(Stored dataset items)
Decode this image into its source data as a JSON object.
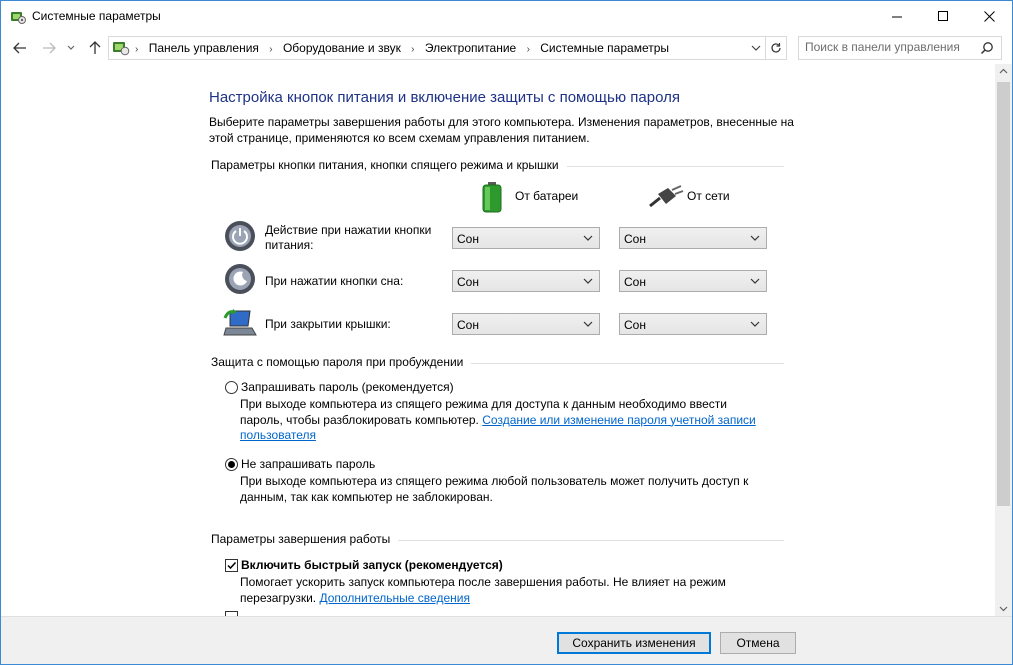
{
  "window": {
    "title": "Системные параметры",
    "minimize_glyph": "—",
    "maximize_glyph": "☐",
    "close_glyph": "✕"
  },
  "nav": {
    "breadcrumbs": [
      "Панель управления",
      "Оборудование и звук",
      "Электропитание",
      "Системные параметры"
    ],
    "search_placeholder": "Поиск в панели управления"
  },
  "main": {
    "heading": "Настройка кнопок питания и включение защиты с помощью пароля",
    "intro_line1": "Выберите параметры завершения работы для этого компьютера. Изменения параметров, внесенные на",
    "intro_line2": "этой странице, применяются ко всем схемам управления питанием.",
    "power_section": {
      "title": "Параметры кнопки питания, кнопки спящего режима и крышки",
      "col_battery": "От батареи",
      "col_plugged": "От сети",
      "rows": [
        {
          "label_line1": "Действие при нажатии кнопки",
          "label_line2": "питания:",
          "battery": "Сон",
          "plugged": "Сон"
        },
        {
          "label_line1": "При нажатии кнопки сна:",
          "label_line2": "",
          "battery": "Сон",
          "plugged": "Сон"
        },
        {
          "label_line1": "При закрытии крышки:",
          "label_line2": "",
          "battery": "Сон",
          "plugged": "Сон"
        }
      ]
    },
    "password_section": {
      "title": "Защита с помощью пароля при пробуждении",
      "opt1_label": "Запрашивать пароль (рекомендуется)",
      "opt1_desc_line1": "При выходе компьютера из спящего режима для доступа к данным необходимо ввести",
      "opt1_desc_line2": "пароль, чтобы разблокировать компьютер.",
      "opt1_link_part1": "Создание или изменение пароля учетной записи",
      "opt1_link_part2": "пользователя",
      "opt2_label": "Не запрашивать пароль",
      "opt2_desc_line1": "При выходе компьютера из спящего режима любой пользователь может получить доступ к",
      "opt2_desc_line2": "данным, так как компьютер не заблокирован.",
      "selected": "opt2"
    },
    "shutdown_section": {
      "title": "Параметры завершения работы",
      "fast_startup_label": "Включить быстрый запуск (рекомендуется)",
      "fast_startup_checked": true,
      "fast_startup_desc_line1": "Помогает ускорить запуск компьютера после завершения работы. Не влияет на режим",
      "fast_startup_desc_line2": "перезагрузки.",
      "more_info_link": "Дополнительные сведения"
    }
  },
  "footer": {
    "save_label": "Сохранить изменения",
    "cancel_label": "Отмена"
  },
  "colors": {
    "heading": "#1e3287",
    "link": "#0066cc",
    "window_border": "#3c8ad6",
    "primary_button_border": "#0078d7"
  }
}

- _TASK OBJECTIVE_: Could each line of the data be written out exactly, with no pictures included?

- _TASK RESPONSE_:
Decode this image into its source data as a JSON object.
{
  "window": {
    "title": "Системные параметры",
    "minimize_glyph": "—",
    "maximize_glyph": "☐",
    "close_glyph": "✕"
  },
  "nav": {
    "breadcrumbs": [
      "Панель управления",
      "Оборудование и звук",
      "Электропитание",
      "Системные параметры"
    ],
    "search_placeholder": "Поиск в панели управления"
  },
  "main": {
    "heading": "Настройка кнопок питания и включение защиты с помощью пароля",
    "intro_line1": "Выберите параметры завершения работы для этого компьютера. Изменения параметров, внесенные на",
    "intro_line2": "этой странице, применяются ко всем схемам управления питанием.",
    "power_section": {
      "title": "Параметры кнопки питания, кнопки спящего режима и крышки",
      "col_battery": "От батареи",
      "col_plugged": "От сети",
      "rows": [
        {
          "label_line1": "Действие при нажатии кнопки",
          "label_line2": "питания:",
          "battery": "Сон",
          "plugged": "Сон"
        },
        {
          "label_line1": "При нажатии кнопки сна:",
          "label_line2": "",
          "battery": "Сон",
          "plugged": "Сон"
        },
        {
          "label_line1": "При закрытии крышки:",
          "label_line2": "",
          "battery": "Сон",
          "plugged": "Сон"
        }
      ]
    },
    "password_section": {
      "title": "Защита с помощью пароля при пробуждении",
      "opt1_label": "Запрашивать пароль (рекомендуется)",
      "opt1_desc_line1": "При выходе компьютера из спящего режима для доступа к данным необходимо ввести",
      "opt1_desc_line2": "пароль, чтобы разблокировать компьютер.",
      "opt1_link_part1": "Создание или изменение пароля учетной записи",
      "opt1_link_part2": "пользователя",
      "opt2_label": "Не запрашивать пароль",
      "opt2_desc_line1": "При выходе компьютера из спящего режима любой пользователь может получить доступ к",
      "opt2_desc_line2": "данным, так как компьютер не заблокирован.",
      "selected": "opt2"
    },
    "shutdown_section": {
      "title": "Параметры завершения работы",
      "fast_startup_label": "Включить быстрый запуск (рекомендуется)",
      "fast_startup_checked": true,
      "fast_startup_desc_line1": "Помогает ускорить запуск компьютера после завершения работы. Не влияет на режим",
      "fast_startup_desc_line2": "перезагрузки.",
      "more_info_link": "Дополнительные сведения"
    }
  },
  "footer": {
    "save_label": "Сохранить изменения",
    "cancel_label": "Отмена"
  },
  "colors": {
    "heading": "#1e3287",
    "link": "#0066cc",
    "window_border": "#3c8ad6",
    "primary_button_border": "#0078d7"
  }
}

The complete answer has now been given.